After a tough couple of weeks for Wikipedia, a new study into its accuracy has provided the online collaborative encyclopedia with a little solace.
Wikipedia, the online encyclopedia, which has brought an open source twist to the web, has always courted controversy as critics of the project argue, if anyone can edit entries how can its accuracy be guaranteed.
There claims appeared to be vindicated when first, podcasting pioneer Adam Curry was accused of editing the podcast entry to erase references to the work of rivals, shortly followed by respected journalist, John Seigenthaler’s withering attack on Wikipedia in an opinion piece in USA today.
Seigenthaler was enraged after discovering that an anonymous author had written that he may have been involved in the assassination of President John F Kennedy and his brother Robert. The post had stood, unamended, on Wikipedia for 4 months.
Of course there was nothing to stop Seigenthaler editing the entry himself but he chose not to take this route and Wikipedia’s critics sensed blood. Wikipedia’s co-founder Jimmy Wales moved to ban anonymous authors from posting new articles but by then the horse had well and truly bolted.
But now Wikipedia has received support from an unexpected source in the form of a study by the British scientific journal Nature.
Nature subjected 42 science entries from Wikipedia and rival Encyclopaedia Britannica to peer review and found that:
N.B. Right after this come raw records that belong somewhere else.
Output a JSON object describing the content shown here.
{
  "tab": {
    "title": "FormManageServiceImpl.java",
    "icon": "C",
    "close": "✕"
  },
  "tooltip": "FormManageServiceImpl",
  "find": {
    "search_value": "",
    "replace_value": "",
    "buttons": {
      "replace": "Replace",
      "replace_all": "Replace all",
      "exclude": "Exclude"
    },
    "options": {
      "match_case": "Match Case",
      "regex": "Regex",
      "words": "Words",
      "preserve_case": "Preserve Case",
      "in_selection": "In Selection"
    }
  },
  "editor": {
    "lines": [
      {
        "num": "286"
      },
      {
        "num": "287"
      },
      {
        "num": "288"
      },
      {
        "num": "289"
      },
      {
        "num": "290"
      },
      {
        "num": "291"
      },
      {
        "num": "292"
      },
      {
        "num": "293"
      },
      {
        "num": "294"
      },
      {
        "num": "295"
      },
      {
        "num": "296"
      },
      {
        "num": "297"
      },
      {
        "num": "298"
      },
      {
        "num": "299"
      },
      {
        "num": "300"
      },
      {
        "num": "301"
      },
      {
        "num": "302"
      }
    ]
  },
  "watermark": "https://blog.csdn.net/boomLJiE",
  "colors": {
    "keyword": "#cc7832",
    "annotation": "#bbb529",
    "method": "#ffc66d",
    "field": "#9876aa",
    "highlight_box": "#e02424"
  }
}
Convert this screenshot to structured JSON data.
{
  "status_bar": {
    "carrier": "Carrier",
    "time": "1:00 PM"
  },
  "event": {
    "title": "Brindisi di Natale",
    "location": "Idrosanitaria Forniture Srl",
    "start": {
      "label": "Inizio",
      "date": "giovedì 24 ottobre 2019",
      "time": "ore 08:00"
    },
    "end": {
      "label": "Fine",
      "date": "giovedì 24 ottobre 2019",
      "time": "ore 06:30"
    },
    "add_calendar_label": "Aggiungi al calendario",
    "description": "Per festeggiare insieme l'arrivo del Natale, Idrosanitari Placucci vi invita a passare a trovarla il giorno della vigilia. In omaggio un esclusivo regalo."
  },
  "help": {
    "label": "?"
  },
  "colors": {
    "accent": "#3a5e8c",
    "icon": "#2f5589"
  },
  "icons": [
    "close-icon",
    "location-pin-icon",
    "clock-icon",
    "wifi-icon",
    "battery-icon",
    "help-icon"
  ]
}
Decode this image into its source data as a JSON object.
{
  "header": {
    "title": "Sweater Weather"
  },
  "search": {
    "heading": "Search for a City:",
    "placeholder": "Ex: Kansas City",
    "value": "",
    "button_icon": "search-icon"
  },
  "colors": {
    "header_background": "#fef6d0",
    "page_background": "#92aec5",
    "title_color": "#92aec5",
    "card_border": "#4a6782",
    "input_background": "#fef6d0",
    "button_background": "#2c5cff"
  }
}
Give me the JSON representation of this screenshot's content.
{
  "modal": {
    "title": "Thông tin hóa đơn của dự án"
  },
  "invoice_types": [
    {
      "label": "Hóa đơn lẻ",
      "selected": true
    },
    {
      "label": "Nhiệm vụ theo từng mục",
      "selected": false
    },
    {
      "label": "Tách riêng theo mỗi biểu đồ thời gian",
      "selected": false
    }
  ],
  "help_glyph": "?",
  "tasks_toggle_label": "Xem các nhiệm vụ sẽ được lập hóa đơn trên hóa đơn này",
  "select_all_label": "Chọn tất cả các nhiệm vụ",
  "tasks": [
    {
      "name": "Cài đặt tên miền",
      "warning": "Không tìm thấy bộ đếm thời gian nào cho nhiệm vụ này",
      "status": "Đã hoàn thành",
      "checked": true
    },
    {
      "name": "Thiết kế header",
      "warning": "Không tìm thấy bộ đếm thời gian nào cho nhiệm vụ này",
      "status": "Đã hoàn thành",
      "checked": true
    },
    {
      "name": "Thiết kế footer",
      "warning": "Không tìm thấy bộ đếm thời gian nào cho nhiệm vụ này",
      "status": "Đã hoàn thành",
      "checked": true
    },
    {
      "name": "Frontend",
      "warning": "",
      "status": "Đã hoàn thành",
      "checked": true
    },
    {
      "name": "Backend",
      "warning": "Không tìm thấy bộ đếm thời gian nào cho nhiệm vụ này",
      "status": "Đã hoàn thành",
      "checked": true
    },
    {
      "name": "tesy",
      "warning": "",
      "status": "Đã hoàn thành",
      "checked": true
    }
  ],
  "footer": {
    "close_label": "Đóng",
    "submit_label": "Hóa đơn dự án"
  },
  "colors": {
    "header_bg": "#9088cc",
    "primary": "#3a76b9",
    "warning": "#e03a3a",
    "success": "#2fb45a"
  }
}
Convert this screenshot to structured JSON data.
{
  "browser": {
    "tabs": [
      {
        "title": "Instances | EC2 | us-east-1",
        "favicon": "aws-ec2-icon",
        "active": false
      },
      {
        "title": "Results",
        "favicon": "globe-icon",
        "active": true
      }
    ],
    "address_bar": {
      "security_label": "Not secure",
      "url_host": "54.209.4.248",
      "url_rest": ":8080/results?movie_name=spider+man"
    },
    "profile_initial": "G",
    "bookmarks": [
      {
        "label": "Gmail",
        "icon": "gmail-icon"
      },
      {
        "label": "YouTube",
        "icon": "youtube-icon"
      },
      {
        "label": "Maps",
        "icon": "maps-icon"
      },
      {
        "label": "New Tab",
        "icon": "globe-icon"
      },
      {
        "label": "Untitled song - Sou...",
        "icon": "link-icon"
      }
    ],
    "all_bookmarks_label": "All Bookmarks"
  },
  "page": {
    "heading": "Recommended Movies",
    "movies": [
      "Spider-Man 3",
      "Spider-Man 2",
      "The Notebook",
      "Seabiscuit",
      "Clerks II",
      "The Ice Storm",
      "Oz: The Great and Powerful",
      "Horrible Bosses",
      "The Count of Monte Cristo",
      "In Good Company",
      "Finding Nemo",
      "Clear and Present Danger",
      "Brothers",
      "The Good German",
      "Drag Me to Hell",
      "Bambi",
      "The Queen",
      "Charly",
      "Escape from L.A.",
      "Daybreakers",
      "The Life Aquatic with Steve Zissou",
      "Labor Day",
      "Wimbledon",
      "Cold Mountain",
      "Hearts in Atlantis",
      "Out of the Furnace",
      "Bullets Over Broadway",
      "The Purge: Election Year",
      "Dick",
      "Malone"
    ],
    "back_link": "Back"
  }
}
However, before Wikipedia supporters get too carried away, Nature’s support for online collaborative encyclopaedia was qualified. Its reviewers found many, “factual errors, omissions or misleading statements: 162 and 123 in Wikipedia and Britannica respectively”.
So in essence, what they found is that, far from Wikipedia being accurate, both encyclopedia’s have a lot more errors than they should have. It’s for this reason that, although I use Wikipedia, it's never as more than as a quick reference guide.
For Wikipedia the hope lies in persuading more of the expert, academic community to get involved. In a telling set of statistics, Nature found that in a survey of 1,000 Nature authors more than 70% had heard of Wikipedia, 17% of those consulted it on a weekly basis, but less than 10% help to update it.
If the meantime, if there are any pranksters out there, like the editor of the Seigenthaler entry, can I suggest a trip to Uncyclopedia instead.